There’s plenty to smile about at California’s 9th annual Artisan Cheese Festival, held in spectacular Sonoma Wine Country. Artisan cheese is made following ancient traditions: always in small batches, and using as little mechanization as possible. Over the three-day festival, attendees can meet some of the most celebrated artisan cheesemakers, along with chefs, farmers, and industry experts. They’ll discover new cheeses and pairings with wine, beer, and cider. Executive Chef Erik Johnson from J Vineyards & Winery hosts Bubbles and Brunch, a cheese-centric cooking demo and seasonal meal accompanied by J’s sparkling wine.… Read More

Pi to Die For -

This Shaker Lemon Pie from the Niles Pie Company proudly announces Pi Day.

We’re sending this extra Appetizer your way with tempting events for pie lovers and gardeners too.

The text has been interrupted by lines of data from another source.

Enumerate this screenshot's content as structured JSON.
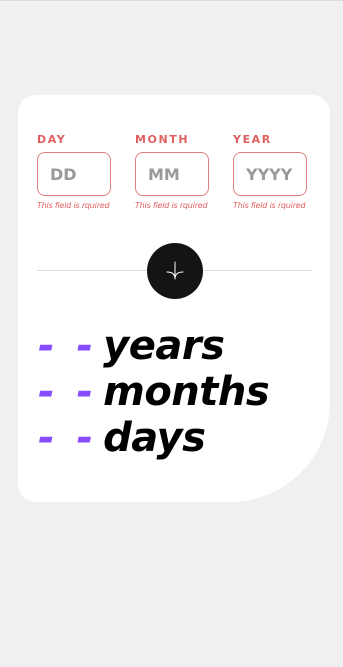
{
  "form": {
    "day": {
      "label": "DAY",
      "placeholder": "DD",
      "value": "",
      "error": "This field is rquired"
    },
    "month": {
      "label": "MONTH",
      "placeholder": "MM",
      "value": "",
      "error": "This field is rquired"
    },
    "year": {
      "label": "YEAR",
      "placeholder": "YYYY",
      "value": "",
      "error": "This field is rquired"
    }
  },
  "submit": {
    "icon": "arrow-down-icon"
  },
  "results": {
    "years": {
      "value": "- -",
      "unit": "years"
    },
    "months": {
      "value": "- -",
      "unit": "months"
    },
    "days": {
      "value": "- -",
      "unit": "days"
    }
  },
  "colors": {
    "accent": "#854dff",
    "error": "#e05f5f",
    "button": "#141414",
    "card": "#ffffff",
    "background": "#f0f0f0"
  }
}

In this newsletter:

●   Infinite Fun on Pi Day
●   Get Your Hands Dirty

Infinite Fun on Pi Day


Niles Pie Co. offers a special Pi Day t-shirt designed by Dave Longey and modeled here by Ron Warnecke. Right: The Niles Pie Co. stand at the Niles Farmers' Market in Fremont. Photos courtesy of Niles Pie Co.

Niles Pie Co. offers a special Pi Day t-shirt designed by Dave Longey and modeled here by Ron Warnecke. Right: The Niles Pie Co. stand at the Niles Farmers’ Market in Fremont. Photos courtesy of Niles Pie Co.

Still scared of math? Well, no significant math skills are needed when you join Niles Pie Company for Pi Day. But just in case you’re interested, here’s a refresher: pi = 3.14159… More importantly, for the moment, is the fact that Pi Day is always on 3/14. This year, however, we have a High Pi Day, since it’s 3/14/15. Visit the Niles Pie shop in Union City or the new Niles Farmers’ Market in Fremont on March 14 for pi-related fun including prizes for reciting pi to the furthest digit. Niles Pie Company also hosts a Jazz & Pi Dinner featuring live music plus savory pot pies, empanadas, Shaker Lemon Pie, Double Chocolate Pie, and more.… Read More